-------- SOURCE DATA

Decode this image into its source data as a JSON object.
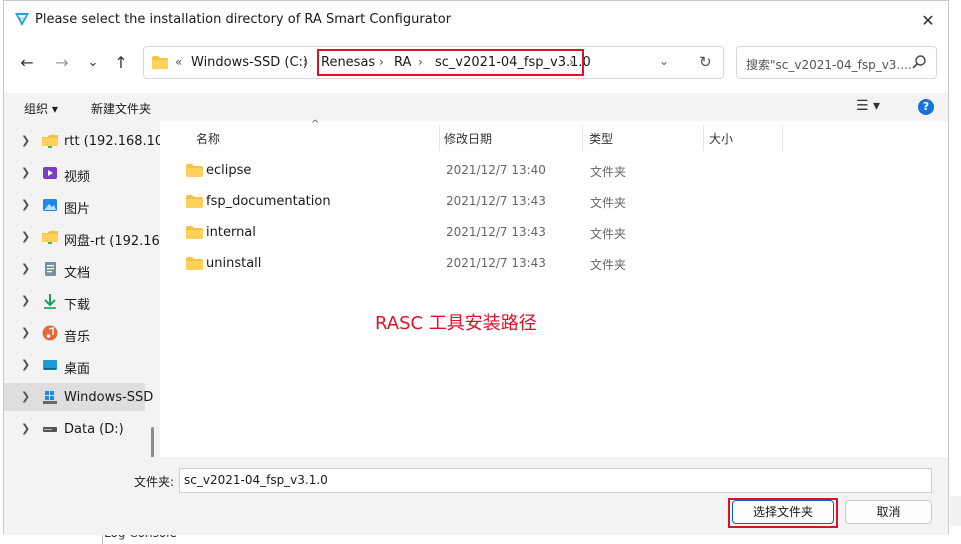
{
  "background": {
    "log_label": "Log Console"
  },
  "dialog": {
    "title": "Please select the installation directory of RA Smart Configurator",
    "close_glyph": "✕",
    "nav": {
      "back": "←",
      "forward": "→",
      "recent": "⌄",
      "up": "↑"
    },
    "address": {
      "prefix": "«",
      "items": [
        "Windows-SSD (C:)",
        "Renesas",
        "RA",
        "sc_v2021-04_fsp_v3.1.0"
      ],
      "separator": "›",
      "dropdown_glyph": "⌄",
      "refresh_glyph": "↻"
    },
    "search": {
      "placeholder": "搜索\"sc_v2021-04_fsp_v3....",
      "icon": "search-icon"
    },
    "toolbar": {
      "organize": "组织 ▾",
      "new_folder": "新建文件夹",
      "view_glyph": "☰ ▾",
      "help_glyph": "?"
    },
    "sidebar": {
      "items": [
        {
          "label": "rtt (192.168.10",
          "icon": "network-folder-icon"
        },
        {
          "label": "视频",
          "icon": "video-icon"
        },
        {
          "label": "图片",
          "icon": "picture-icon"
        },
        {
          "label": "网盘-rt (192.16",
          "icon": "network-folder-icon"
        },
        {
          "label": "文档",
          "icon": "document-icon"
        },
        {
          "label": "下载",
          "icon": "download-icon"
        },
        {
          "label": "音乐",
          "icon": "music-icon"
        },
        {
          "label": "桌面",
          "icon": "desktop-icon"
        },
        {
          "label": "Windows-SSD",
          "icon": "drive-c-icon",
          "selected": true
        },
        {
          "label": "Data (D:)",
          "icon": "drive-d-icon"
        }
      ]
    },
    "columns": {
      "name": "名称",
      "date": "修改日期",
      "type": "类型",
      "size": "大小",
      "sort_glyph": "^"
    },
    "files": [
      {
        "name": "eclipse",
        "date": "2021/12/7 13:40",
        "type": "文件夹"
      },
      {
        "name": "fsp_documentation",
        "date": "2021/12/7 13:43",
        "type": "文件夹"
      },
      {
        "name": "internal",
        "date": "2021/12/7 13:43",
        "type": "文件夹"
      },
      {
        "name": "uninstall",
        "date": "2021/12/7 13:43",
        "type": "文件夹"
      }
    ],
    "annotation": "RASC 工具安装路径",
    "folder_field": {
      "label": "文件夹:",
      "value": "sc_v2021-04_fsp_v3.1.0"
    },
    "buttons": {
      "select": "选择文件夹",
      "cancel": "取消"
    },
    "colors": {
      "highlight_red": "#e0102a",
      "folder_yellow": "#f5c242",
      "accent_blue": "#1a73d9"
    }
  }
}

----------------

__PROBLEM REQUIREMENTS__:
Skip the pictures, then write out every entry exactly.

__ANSWER TO THE PROBLEM__:
Decode this image into its source data as a JSON object.
{
  "background": {
    "log_label": "Log Console"
  },
  "dialog": {
    "title": "Please select the installation directory of RA Smart Configurator",
    "close_glyph": "✕",
    "nav": {
      "back": "←",
      "forward": "→",
      "recent": "⌄",
      "up": "↑"
    },
    "address": {
      "prefix": "«",
      "items": [
        "Windows-SSD (C:)",
        "Renesas",
        "RA",
        "sc_v2021-04_fsp_v3.1.0"
      ],
      "separator": "›",
      "dropdown_glyph": "⌄",
      "refresh_glyph": "↻"
    },
    "search": {
      "placeholder": "搜索\"sc_v2021-04_fsp_v3....",
      "icon": "search-icon"
    },
    "toolbar": {
      "organize": "组织 ▾",
      "new_folder": "新建文件夹",
      "view_glyph": "☰ ▾",
      "help_glyph": "?"
    },
    "sidebar": {
      "items": [
        {
          "label": "rtt (192.168.10",
          "icon": "network-folder-icon"
        },
        {
          "label": "视频",
          "icon": "video-icon"
        },
        {
          "label": "图片",
          "icon": "picture-icon"
        },
        {
          "label": "网盘-rt (192.16",
          "icon": "network-folder-icon"
        },
        {
          "label": "文档",
          "icon": "document-icon"
        },
        {
          "label": "下载",
          "icon": "download-icon"
        },
        {
          "label": "音乐",
          "icon": "music-icon"
        },
        {
          "label": "桌面",
          "icon": "desktop-icon"
        },
        {
          "label": "Windows-SSD",
          "icon": "drive-c-icon",
          "selected": true
        },
        {
          "label": "Data (D:)",
          "icon": "drive-d-icon"
        }
      ]
    },
    "columns": {
      "name": "名称",
      "date": "修改日期",
      "type": "类型",
      "size": "大小",
      "sort_glyph": "^"
    },
    "files": [
      {
        "name": "eclipse",
        "date": "2021/12/7 13:40",
        "type": "文件夹"
      },
      {
        "name": "fsp_documentation",
        "date": "2021/12/7 13:43",
        "type": "文件夹"
      },
      {
        "name": "internal",
        "date": "2021/12/7 13:43",
        "type": "文件夹"
      },
      {
        "name": "uninstall",
        "date": "2021/12/7 13:43",
        "type": "文件夹"
      }
    ],
    "annotation": "RASC 工具安装路径",
    "folder_field": {
      "label": "文件夹:",
      "value": "sc_v2021-04_fsp_v3.1.0"
    },
    "buttons": {
      "select": "选择文件夹",
      "cancel": "取消"
    },
    "colors": {
      "highlight_red": "#e0102a",
      "folder_yellow": "#f5c242",
      "accent_blue": "#1a73d9"
    }
  }
}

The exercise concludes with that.